“Especially African-American people who feel like they’re being displaced and don’t have services.”

A school in another south side neighbourhood was converted to a migrant shelter earlier this year over the objection of some residents.

Migrants are currently being housed throughout the city in police stations, churches, hotels and field houses in parks.

And a debate is brewing over more than 1,000 unused beds, dating from the pandemic, stored by the state’s emergency management agency. caption,

Watch: New York struggles to keep up with migrant influx

The city has not requested use of the beds, which has led to criticism from a city council member and others who argue it shows a failure to coordinate a response.

Migrants sleeping outside

“The shelters are full in the city of Chicago,” said Antonio Gutierrez, co-founder and strategic co-ordinator of Organized Communities Against Deportation, a non-profit pressure group that is also marshalling support for the new arrivals.

Mr Gutierrez noted that around 400 to 600 people are sleeping in police stations – a number that fluctuates day-by-day.

The lack of space is so acute, Mr Gutierrez said, that when 75 migrants arrived at a police station on Thursday night, half had to sleep outside.

But he also said he understands why the South Shore residents oppose turning the old school into a shelter.

“Solving this issue is going to require much more than just converting a school,” he said. “We’re eventually going to have to find permanent housing for these individuals.”

He predicted the crisis could stretch at least into the summer.

New mayor places blame on Texas

In a few days, the issue will soon no longer be Ms Lightfoot’s concern.

Brandon Johnson, a progressive former union organiser who triumphed in the recent Chicago mayoral election, takes over on Monday.

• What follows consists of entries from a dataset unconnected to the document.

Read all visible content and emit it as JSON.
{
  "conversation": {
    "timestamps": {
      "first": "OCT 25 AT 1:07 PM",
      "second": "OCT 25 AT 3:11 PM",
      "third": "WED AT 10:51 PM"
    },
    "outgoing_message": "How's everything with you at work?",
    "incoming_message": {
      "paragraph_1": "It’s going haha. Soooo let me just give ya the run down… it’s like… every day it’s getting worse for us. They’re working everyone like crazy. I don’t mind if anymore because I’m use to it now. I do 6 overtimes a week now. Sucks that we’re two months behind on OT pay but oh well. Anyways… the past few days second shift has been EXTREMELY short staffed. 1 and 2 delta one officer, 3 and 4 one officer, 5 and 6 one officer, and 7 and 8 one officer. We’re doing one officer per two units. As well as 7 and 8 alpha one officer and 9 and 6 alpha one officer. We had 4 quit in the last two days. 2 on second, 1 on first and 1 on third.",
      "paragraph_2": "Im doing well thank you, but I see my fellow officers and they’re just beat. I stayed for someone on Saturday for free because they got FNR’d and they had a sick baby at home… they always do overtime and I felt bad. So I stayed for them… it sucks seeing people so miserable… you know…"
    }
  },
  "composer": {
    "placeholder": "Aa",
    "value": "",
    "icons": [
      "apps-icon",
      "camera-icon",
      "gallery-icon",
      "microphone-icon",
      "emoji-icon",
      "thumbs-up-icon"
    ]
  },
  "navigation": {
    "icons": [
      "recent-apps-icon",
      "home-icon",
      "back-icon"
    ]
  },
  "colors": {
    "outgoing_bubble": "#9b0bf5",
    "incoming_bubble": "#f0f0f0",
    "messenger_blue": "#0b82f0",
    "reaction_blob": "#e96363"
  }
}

Incoming Chicago mayor Brandon Johnson
Image caption,Incoming Chicago mayor Brandon Johnson

Mr Johnson’s campaign did not respond to requests for comment on Friday, but the incoming mayor recently put the blame for the situation squarely on Gov Abbott.

“The political decision of governors along the border to try to stick it to us, and use people as political football is unconscionable,” Mr Johnson told a public meeting. “I actually find it to be quite wicked and demented.”

Mr Johnson has committed to keeping Chicago a “sanctuary city” – one where local laws protect immigrants from deportation – but has called for a comprehensive plan for new arrivals.

His campaign website accused previous city administrations of bulldozing their way through migrant resettlement decisions “without care or forethought”.

Source: BBC